## To do
Given the entries below, copy each of them out exactly.

Component data from apps and pages
=-=-=-=-=

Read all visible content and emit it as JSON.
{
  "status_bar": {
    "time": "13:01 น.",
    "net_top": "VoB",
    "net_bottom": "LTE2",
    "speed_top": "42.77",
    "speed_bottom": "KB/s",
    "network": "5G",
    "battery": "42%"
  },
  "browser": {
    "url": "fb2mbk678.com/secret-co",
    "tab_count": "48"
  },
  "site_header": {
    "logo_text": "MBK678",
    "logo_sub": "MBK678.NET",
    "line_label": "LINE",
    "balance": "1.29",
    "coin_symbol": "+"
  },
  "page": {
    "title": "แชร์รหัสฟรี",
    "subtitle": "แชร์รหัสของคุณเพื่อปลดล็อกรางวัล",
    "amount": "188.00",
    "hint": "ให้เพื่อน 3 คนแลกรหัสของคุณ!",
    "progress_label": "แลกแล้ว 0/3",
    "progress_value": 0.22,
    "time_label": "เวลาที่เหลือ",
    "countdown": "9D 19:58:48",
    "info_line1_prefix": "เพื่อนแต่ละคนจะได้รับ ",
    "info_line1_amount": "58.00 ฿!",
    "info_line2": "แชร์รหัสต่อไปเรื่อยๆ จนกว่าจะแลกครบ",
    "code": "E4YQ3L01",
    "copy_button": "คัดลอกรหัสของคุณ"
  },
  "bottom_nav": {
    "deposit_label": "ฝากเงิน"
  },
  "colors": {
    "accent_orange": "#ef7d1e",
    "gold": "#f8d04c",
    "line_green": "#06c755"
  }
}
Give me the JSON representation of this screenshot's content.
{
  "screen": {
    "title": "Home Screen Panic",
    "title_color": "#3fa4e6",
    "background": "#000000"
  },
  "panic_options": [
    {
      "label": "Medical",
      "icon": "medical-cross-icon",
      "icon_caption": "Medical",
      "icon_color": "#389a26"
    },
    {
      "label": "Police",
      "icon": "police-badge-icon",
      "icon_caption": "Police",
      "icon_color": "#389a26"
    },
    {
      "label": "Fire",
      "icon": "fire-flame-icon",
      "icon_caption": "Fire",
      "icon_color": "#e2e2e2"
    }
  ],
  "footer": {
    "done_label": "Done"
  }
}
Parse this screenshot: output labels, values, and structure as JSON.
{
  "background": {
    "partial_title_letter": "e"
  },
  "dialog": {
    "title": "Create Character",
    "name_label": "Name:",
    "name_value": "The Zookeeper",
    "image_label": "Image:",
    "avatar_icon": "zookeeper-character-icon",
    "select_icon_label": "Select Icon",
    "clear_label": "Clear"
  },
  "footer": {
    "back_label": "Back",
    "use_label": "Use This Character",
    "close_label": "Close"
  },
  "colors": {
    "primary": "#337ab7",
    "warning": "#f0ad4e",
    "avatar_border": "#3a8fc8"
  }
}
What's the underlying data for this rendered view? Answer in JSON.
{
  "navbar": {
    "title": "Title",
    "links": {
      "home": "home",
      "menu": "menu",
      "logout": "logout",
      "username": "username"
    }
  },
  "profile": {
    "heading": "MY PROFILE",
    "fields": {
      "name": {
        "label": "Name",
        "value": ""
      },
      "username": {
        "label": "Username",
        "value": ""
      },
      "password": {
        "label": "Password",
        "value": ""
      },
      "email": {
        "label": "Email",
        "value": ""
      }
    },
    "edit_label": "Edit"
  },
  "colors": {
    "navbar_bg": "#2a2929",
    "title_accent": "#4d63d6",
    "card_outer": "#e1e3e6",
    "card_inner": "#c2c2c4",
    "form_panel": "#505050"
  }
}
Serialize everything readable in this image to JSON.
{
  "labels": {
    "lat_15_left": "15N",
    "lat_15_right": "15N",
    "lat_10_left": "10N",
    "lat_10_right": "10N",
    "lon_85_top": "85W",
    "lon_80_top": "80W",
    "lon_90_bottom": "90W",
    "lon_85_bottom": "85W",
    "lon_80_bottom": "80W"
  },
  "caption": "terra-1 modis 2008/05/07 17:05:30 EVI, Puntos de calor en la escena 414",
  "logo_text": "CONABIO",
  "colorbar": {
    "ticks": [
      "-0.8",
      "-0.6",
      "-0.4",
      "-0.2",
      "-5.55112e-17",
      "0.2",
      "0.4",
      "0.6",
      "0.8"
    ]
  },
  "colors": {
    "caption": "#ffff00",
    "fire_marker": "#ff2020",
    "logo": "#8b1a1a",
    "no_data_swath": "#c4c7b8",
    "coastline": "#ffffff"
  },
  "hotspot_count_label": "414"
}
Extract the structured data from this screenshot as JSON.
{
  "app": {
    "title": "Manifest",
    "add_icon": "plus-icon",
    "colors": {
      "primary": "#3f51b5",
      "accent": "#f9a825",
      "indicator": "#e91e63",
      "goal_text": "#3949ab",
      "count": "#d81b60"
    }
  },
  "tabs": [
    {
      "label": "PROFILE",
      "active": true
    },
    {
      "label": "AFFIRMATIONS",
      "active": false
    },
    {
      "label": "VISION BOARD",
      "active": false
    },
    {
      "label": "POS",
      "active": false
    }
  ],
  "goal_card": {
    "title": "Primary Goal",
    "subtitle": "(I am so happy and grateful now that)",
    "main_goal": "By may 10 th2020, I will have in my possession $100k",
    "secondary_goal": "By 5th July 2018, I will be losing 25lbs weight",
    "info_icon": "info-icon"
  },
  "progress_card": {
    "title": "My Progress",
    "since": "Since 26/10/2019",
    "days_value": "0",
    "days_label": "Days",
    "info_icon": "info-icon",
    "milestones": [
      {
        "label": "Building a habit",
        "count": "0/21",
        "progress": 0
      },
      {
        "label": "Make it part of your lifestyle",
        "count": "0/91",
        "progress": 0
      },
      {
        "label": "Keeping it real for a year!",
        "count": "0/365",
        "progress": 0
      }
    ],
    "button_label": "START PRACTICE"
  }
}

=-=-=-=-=

## Solved exercise
Read all visible content and emit it as JSON.
{
  "status_bar": {
    "time": "13:01 น.",
    "net_top": "VoB",
    "net_bottom": "LTE2",
    "speed_top": "42.77",
    "speed_bottom": "KB/s",
    "network": "5G",
    "battery": "42%"
  },
  "browser": {
    "url": "fb2mbk678.com/secret-co",
    "tab_count": "48"
  },
  "site_header": {
    "logo_text": "MBK678",
    "logo_sub": "MBK678.NET",
    "line_label": "LINE",
    "balance": "1.29",
    "coin_symbol": "+"
  },
  "page": {
    "title": "แชร์รหัสฟรี",
    "subtitle": "แชร์รหัสของคุณเพื่อปลดล็อกรางวัล",
    "amount": "188.00",
    "hint": "ให้เพื่อน 3 คนแลกรหัสของคุณ!",
    "progress_label": "แลกแล้ว 0/3",
    "progress_value": 0.22,
    "time_label": "เวลาที่เหลือ",
    "countdown": "9D 19:58:48",
    "info_line1_prefix": "เพื่อนแต่ละคนจะได้รับ ",
    "info_line1_amount": "58.00 ฿!",
    "info_line2": "แชร์รหัสต่อไปเรื่อยๆ จนกว่าจะแลกครบ",
    "code": "E4YQ3L01",
    "copy_button": "คัดลอกรหัสของคุณ"
  },
  "bottom_nav": {
    "deposit_label": "ฝากเงิน"
  },
  "colors": {
    "accent_orange": "#ef7d1e",
    "gold": "#f8d04c",
    "line_green": "#06c755"
  }
}
Give me the JSON representation of this screenshot's content.
{
  "screen": {
    "title": "Home Screen Panic",
    "title_color": "#3fa4e6",
    "background": "#000000"
  },
  "panic_options": [
    {
      "label": "Medical",
      "icon": "medical-cross-icon",
      "icon_caption": "Medical",
      "icon_color": "#389a26"
    },
    {
      "label": "Police",
      "icon": "police-badge-icon",
      "icon_caption": "Police",
      "icon_color": "#389a26"
    },
    {
      "label": "Fire",
      "icon": "fire-flame-icon",
      "icon_caption": "Fire",
      "icon_color": "#e2e2e2"
    }
  ],
  "footer": {
    "done_label": "Done"
  }
}
Parse this screenshot: output labels, values, and structure as JSON.
{
  "background": {
    "partial_title_letter": "e"
  },
  "dialog": {
    "title": "Create Character",
    "name_label": "Name:",
    "name_value": "The Zookeeper",
    "image_label": "Image:",
    "avatar_icon": "zookeeper-character-icon",
    "select_icon_label": "Select Icon",
    "clear_label": "Clear"
  },
  "footer": {
    "back_label": "Back",
    "use_label": "Use This Character",
    "close_label": "Close"
  },
  "colors": {
    "primary": "#337ab7",
    "warning": "#f0ad4e",
    "avatar_border": "#3a8fc8"
  }
}
What's the underlying data for this rendered view? Answer in JSON.
{
  "navbar": {
    "title": "Title",
    "links": {
      "home": "home",
      "menu": "menu",
      "logout": "logout",
      "username": "username"
    }
  },
  "profile": {
    "heading": "MY PROFILE",
    "fields": {
      "name": {
        "label": "Name",
        "value": ""
      },
      "username": {
        "label": "Username",
        "value": ""
      },
      "password": {
        "label": "Password",
        "value": ""
      },
      "email": {
        "label": "Email",
        "value": ""
      }
    },
    "edit_label": "Edit"
  },
  "colors": {
    "navbar_bg": "#2a2929",
    "title_accent": "#4d63d6",
    "card_outer": "#e1e3e6",
    "card_inner": "#c2c2c4",
    "form_panel": "#505050"
  }
}
Serialize everything readable in this image to JSON.
{
  "labels": {
    "lat_15_left": "15N",
    "lat_15_right": "15N",
    "lat_10_left": "10N",
    "lat_10_right": "10N",
    "lon_85_top": "85W",
    "lon_80_top": "80W",
    "lon_90_bottom": "90W",
    "lon_85_bottom": "85W",
    "lon_80_bottom": "80W"
  },
  "caption": "terra-1 modis 2008/05/07 17:05:30 EVI, Puntos de calor en la escena 414",
  "logo_text": "CONABIO",
  "colorbar": {
    "ticks": [
      "-0.8",
      "-0.6",
      "-0.4",
      "-0.2",
      "-5.55112e-17",
      "0.2",
      "0.4",
      "0.6",
      "0.8"
    ]
  },
  "colors": {
    "caption": "#ffff00",
    "fire_marker": "#ff2020",
    "logo": "#8b1a1a",
    "no_data_swath": "#c4c7b8",
    "coastline": "#ffffff"
  },
  "hotspot_count_label": "414"
}
Extract the structured data from this screenshot as JSON.
{
  "app": {
    "title": "Manifest",
    "add_icon": "plus-icon",
    "colors": {
      "primary": "#3f51b5",
      "accent": "#f9a825",
      "indicator": "#e91e63",
      "goal_text": "#3949ab",
      "count": "#d81b60"
    }
  },
  "tabs": [
    {
      "label": "PROFILE",
      "active": true
    },
    {
      "label": "AFFIRMATIONS",
      "active": false
    },
    {
      "label": "VISION BOARD",
      "active": false
    },
    {
      "label": "POS",
      "active": false
    }
  ],
  "goal_card": {
    "title": "Primary Goal",
    "subtitle": "(I am so happy and grateful now that)",
    "main_goal": "By may 10 th2020, I will have in my possession $100k",
    "secondary_goal": "By 5th July 2018, I will be losing 25lbs weight",
    "info_icon": "info-icon"
  },
  "progress_card": {
    "title": "My Progress",
    "since": "Since 26/10/2019",
    "days_value": "0",
    "days_label": "Days",
    "info_icon": "info-icon",
    "milestones": [
      {
        "label": "Building a habit",
        "count": "0/21",
        "progress": 0
      },
      {
        "label": "Make it part of your lifestyle",
        "count": "0/91",
        "progress": 0
      },
      {
        "label": "Keeping it real for a year!",
        "count": "0/365",
        "progress": 0
      }
    ],
    "button_label": "START PRACTICE"
  }
}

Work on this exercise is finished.